Sparta's small town feel also comes with some painful lessons

| 28 Sep 2011 | 03:01

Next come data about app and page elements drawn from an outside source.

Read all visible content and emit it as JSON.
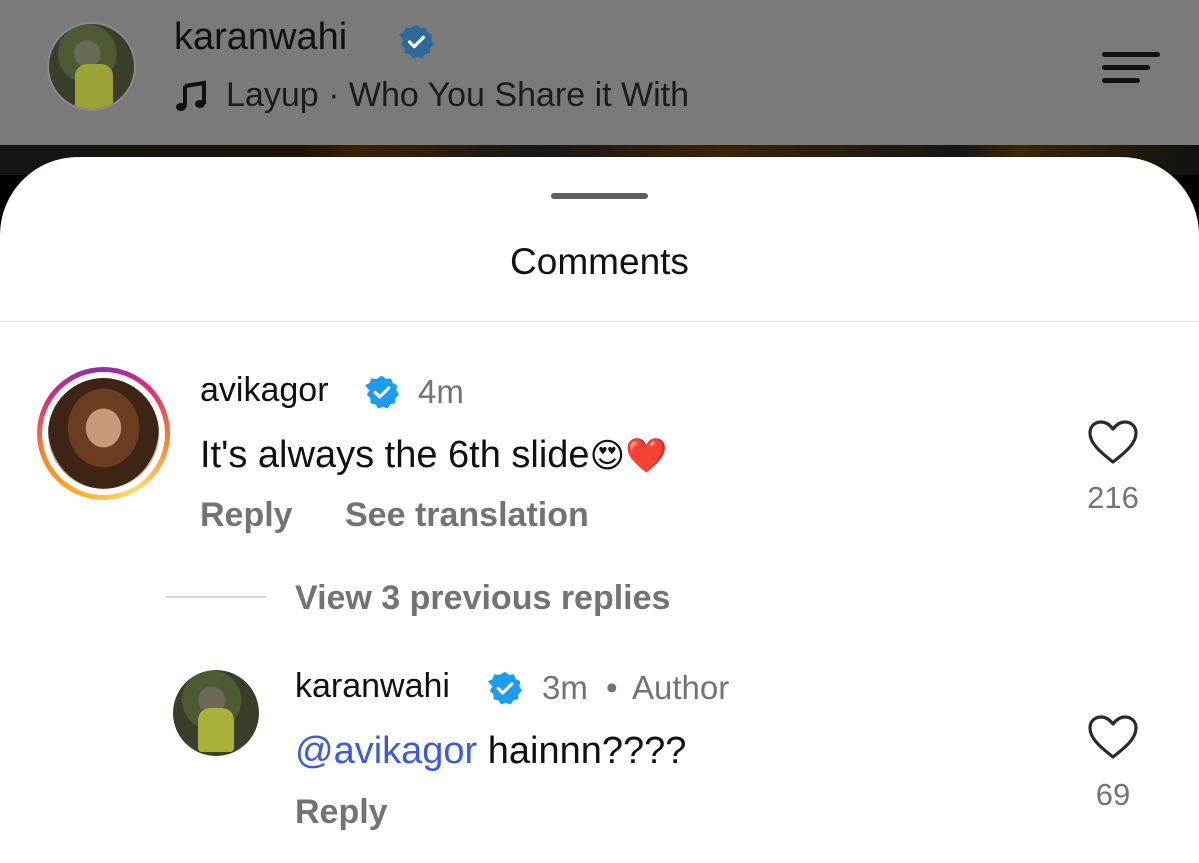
{
  "header": {
    "username": "karanwahi",
    "song": "Layup · Who You Share it With",
    "icons": {
      "verified": "verified-badge-icon",
      "music": "music-note-icon",
      "menu": "menu-icon"
    }
  },
  "sheet": {
    "title": "Comments"
  },
  "comments": [
    {
      "username": "avikagor",
      "time": "4m",
      "text": "It's always the 6th slide",
      "emojis": "😍❤️",
      "reply_label": "Reply",
      "translate_label": "See translation",
      "likes": "216"
    }
  ],
  "view_replies": "View 3 previous replies",
  "reply": {
    "username": "karanwahi",
    "time": "3m",
    "separator": "•",
    "role": "Author",
    "mention": "@avikagor",
    "text": " hainnn????",
    "reply_label": "Reply",
    "likes": "69"
  },
  "colors": {
    "verified": "#1d9bf0",
    "mention": "#3b5bd9",
    "secondary_text": "#737373"
  }
}
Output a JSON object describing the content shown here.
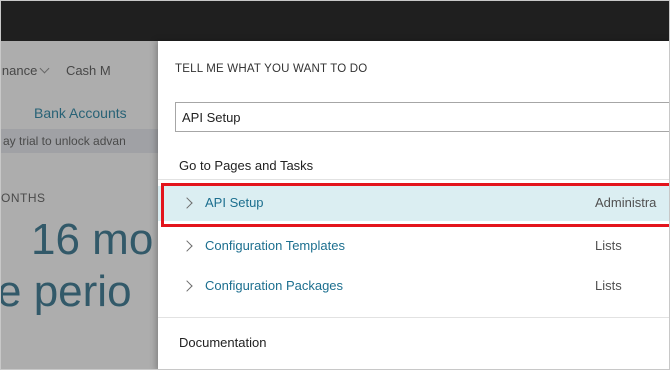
{
  "background_app": {
    "nav_items": [
      "inance",
      "Cash M"
    ],
    "bank_accounts_label": "Bank Accounts",
    "trial_banner": "ay trial to unlock advan",
    "months_label": "ONTHS",
    "big_value": "16 mo",
    "big_period": "e perio"
  },
  "panel": {
    "title": "TELL ME WHAT YOU WANT TO DO",
    "search_value": "API Setup",
    "section_pages": "Go to Pages and Tasks",
    "section_docs": "Documentation",
    "results": [
      {
        "label": "API Setup",
        "category": "Administra"
      },
      {
        "label": "Configuration Templates",
        "category": "Lists"
      },
      {
        "label": "Configuration Packages",
        "category": "Lists"
      }
    ]
  },
  "colors": {
    "topbar": "#1f1f1f",
    "link": "#1c6f8f",
    "selected_row": "#dbeef2",
    "highlight_border": "#e3141c"
  }
}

Attack rattles community’s sense of security, leaves parents reassessing how much supervision teens need around town By Lori Price Sparta - Most local residents and visitors get the sense that Sparta is a picturesque, quaint, safe town, with that good old Americana hometown feel. A drive by the ball field any weekend reconfirms those feelings. However, as residents were reminded last month, its Norman Rockwell painting-like setting does not insulate Sparta from the same social issues faced by other communities. “Yes, Sparta is a lovely town and for the most part it’s a safe town as well,” said Sgt. Russell Smith of the Sparta Police Department. “However,” he added, “crime does occur everywhere. People are people.” In the wake of the Sept. 16 assault by three teenage girls on a Rev. Brown seventh-grader that took place in the Ungerman Field/Dykstra Park area, Smith cautioned parents about leaving their children unsupervised at the sports field or any other place in town. According to Smith, the crowded, well-lit ball fields may give parents a false sense of security. Parents, he says, should not assume their children are completely safe or that they are making wise decisions. “It might take a village to raise a kid, but parents can’t expect the village to be their kids’ babysitter,” says Smith. “Although parents may know their kids well and trust them, kids are still kids and are very much influenced by the behavior and actions of their peers.” Dorothy La Beau, the snack shack coordinator, has a bird’s eye view of the weekly activities at Ungerman Field. “Some kids stay after their game for a while to watch their friends play or cheer, and that never seems to be a problem,” she says. “However, there are others who we see here all day long, completely unsupervised. It’s during the evenings mostly, at the Lights and Heavy football games (teams of middle school age kids) that the need for police and parent supervision is the greatest. That is when there is a noticeable difference in the amount of unsupervised adolescents and teens. And yes, there have been some issues.” After last month’s assault that sent a seventh-grader to the hospital and resulted in the arrest of three Sparta students, parents in the community are second guessing their decision to allow their children unsupervised access to the park, and police have instituted a more visible presence during activities. But the increased scrutiny is not setting well with some who believe the incident is not a true representation of what goes on at the field. “We are not here to start trouble, we’re here to play ball,” says Tim Chuck, 14, who was at Ungerman Field recently playing basketball with some friends. “We’re all here to have fun and we watch out for each other. We’ve been dropped off since the sixth grade and never had any trouble,” adds Kevin Wright, a 10th grader. The teens acknowledge, however, that not everyone comes to the field to take part in sporting activities, and that some of their peers engage in inappropriate or illegal behavior. “I personally am not comfortable leaving my kids unsupervised,” says Doreen Middleton, a mother of four school-age children. “It’s not my kids I don’t trust, it’s other people that make me nervous.” Other parents agree. “Not all kids can be left unsupervised,” says Helen Navarro, whose children, a Sparta high-school junior and 13-year-old daughter, take part in sports activities at Ungerman Field. “It depends on the child. However, there must be a purpose, a reason the child is going somewhere, and not to merely roam around town.” Sgt. Smith says he recognizes the need for youngsters to socialize, but suggests parents set clear guidelines to avoid problems. “If you drop your kids off at a field or movie or other event, the kids must know not to leave that designated area for any reason. Don’t ask them to call you when they are ready to be picked up. By that time they‘ve had a lot of idle time to run amock, and that is when problems can occur. Tell them exactly where and what time you expect them to be ready to go home,” he said. Julie Reinauer, whose sons are involved in the football program, admitted to the occasional drive-by check and the unexpected drop-in to make sure her children are where they are supposed to be. “Cell phones are a necessity now,” she noted. “And you have to have a solid plan with your kids. But to blindly drop them off somewhere? No, not unless they are being supervised by their friends’ parents.”